◆ **Exercise prompt**
Return only how many lines in the data include the string "JSON".

::::::::::

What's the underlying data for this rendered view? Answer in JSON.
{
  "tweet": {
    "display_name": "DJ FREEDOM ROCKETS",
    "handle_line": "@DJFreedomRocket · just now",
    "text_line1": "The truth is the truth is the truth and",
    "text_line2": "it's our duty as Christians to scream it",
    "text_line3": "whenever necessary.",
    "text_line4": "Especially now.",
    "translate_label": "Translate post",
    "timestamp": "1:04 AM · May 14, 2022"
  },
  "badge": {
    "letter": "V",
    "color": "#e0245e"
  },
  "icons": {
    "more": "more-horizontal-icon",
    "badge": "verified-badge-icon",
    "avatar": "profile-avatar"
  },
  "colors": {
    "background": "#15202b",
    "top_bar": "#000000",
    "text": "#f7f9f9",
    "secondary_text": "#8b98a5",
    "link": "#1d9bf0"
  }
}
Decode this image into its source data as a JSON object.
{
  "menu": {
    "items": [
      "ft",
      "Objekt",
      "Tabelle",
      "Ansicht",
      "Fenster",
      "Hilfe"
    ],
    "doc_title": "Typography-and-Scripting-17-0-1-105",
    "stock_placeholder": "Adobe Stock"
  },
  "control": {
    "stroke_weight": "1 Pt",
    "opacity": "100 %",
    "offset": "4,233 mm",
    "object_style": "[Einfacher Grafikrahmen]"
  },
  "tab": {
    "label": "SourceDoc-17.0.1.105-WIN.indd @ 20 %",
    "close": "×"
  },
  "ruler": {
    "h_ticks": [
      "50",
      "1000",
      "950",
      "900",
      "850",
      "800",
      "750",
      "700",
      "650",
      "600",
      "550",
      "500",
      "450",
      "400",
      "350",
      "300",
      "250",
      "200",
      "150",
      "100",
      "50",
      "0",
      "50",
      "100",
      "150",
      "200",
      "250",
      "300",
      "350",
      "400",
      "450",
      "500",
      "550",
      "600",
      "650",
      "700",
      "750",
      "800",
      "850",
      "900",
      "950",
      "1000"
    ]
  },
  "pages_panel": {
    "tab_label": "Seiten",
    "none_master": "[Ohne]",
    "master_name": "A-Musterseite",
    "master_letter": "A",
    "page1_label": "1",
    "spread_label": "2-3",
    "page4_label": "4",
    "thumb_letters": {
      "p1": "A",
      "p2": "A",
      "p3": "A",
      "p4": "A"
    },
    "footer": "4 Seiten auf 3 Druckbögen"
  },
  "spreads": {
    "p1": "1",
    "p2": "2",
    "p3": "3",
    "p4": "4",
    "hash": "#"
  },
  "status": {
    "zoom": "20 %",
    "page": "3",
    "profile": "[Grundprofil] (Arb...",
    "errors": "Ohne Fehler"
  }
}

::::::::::

◆ **Output for this exercise**
2